Serica Energy has sought to reassure investors that it can use incentives built into the UK’s new windfall levy on North Sea oil and gas producers to reduce its tax bill, following a steep drop in its share price in recent weeks.
The Aim-listed group is responsible for producing about 5 per cent of the UK’s gas and has been a particular beneficiary of high prices.
But its shares have suffered over the past month after UK chancellor Rishi Sunak confirmed at the end of May a 25 per cent windfall levy on the profits of oil and gas producers, which immediately raised their total tax rate to 65 per cent from 40 per cent.
Although the opposition Labour party had long been pushing for a North Sea windfall tax to help households with soaring domestic energy bills, the structure of the levy took companies, including the oil majors BP and Shell, by surprise.
They had been expecting only a one-off hit but instead the chancellor said the “energy profits levy” would remain in place until the end of 2025 unless oil and gas prices returned to “historically more normal levels”, which are yet to be defined by the government.

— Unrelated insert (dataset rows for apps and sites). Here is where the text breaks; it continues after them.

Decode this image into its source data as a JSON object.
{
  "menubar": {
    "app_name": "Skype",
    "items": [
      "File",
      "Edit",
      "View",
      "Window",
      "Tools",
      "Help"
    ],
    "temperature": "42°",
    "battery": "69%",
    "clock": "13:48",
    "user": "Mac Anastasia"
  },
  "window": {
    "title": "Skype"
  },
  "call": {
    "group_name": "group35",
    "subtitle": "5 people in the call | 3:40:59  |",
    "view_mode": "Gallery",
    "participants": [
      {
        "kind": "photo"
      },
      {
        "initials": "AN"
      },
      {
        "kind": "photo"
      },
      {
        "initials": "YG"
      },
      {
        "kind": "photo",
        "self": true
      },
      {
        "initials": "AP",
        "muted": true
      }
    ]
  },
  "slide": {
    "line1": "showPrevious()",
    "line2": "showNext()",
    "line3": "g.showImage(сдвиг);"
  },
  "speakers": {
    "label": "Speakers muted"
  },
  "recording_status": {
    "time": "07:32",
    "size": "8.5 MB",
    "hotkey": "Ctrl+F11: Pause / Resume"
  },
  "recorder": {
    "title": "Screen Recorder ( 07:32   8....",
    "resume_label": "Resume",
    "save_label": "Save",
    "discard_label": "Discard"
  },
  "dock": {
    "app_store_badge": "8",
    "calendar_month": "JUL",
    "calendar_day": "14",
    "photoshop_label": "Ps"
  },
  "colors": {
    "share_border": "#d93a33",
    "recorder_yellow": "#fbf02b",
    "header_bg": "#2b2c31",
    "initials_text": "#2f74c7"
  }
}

However, Serica, which had so far stayed silent on the tax, reassured its shareholders on Monday that it should be able to use new investment allowances to lower its tax bill this year.
The chancellor included a new “super deduction”-style relief in the levy that would mean companies willing to reinvest profits in maximising North Sea oil and gas production would be rewarded with an overall 91p tax saving for every £1 they invest.
Serica already had a £60mn investment campaign planned for 2022, which included drilling an exploration well at the North Eigg gas prospect in the North Sea.
“This will offset a large element of the energy profits levy that would otherwise be payable on Serica’s profits this year,” the group said in a trading update on Monday. It said it was now also considering “additional candidate projects” for investment this year.
Serica’s shares jumped 8 per cent on Monday, cutting their drop to 13 per cent since the windfall tax was announced on May 26.
Nevertheless, chief executive Mitch Flegg fired a warning shot to the government over the consequences of unpredictable tax regimes in the long term.
“Our industry operates within unusually long investment horizons against a backdrop of often highly volatile commodity markets and business cycles,” Flegg said.
“We therefore encourage policymakers to consider the importance of fiscal stability in enabling government and industry to meet the mutually set objectives of sustaining investment in the UKCS [UK Continental Shelf] at a level capable of ensuring security of oil and gas supply in volatile markets and delivering energy transition targets,” he added.
Although UK gas price dipped at the start of May, they still remain at historically high levels, averaging 186p per therm. As a result, Serica’s cash and deposits totalled £396mn at the end of May, up from £218.4mn at the end of 2021.
Serica has been a significant beneficiary of high prices given it generally only sells forward at fixed prices a small proportion of its output.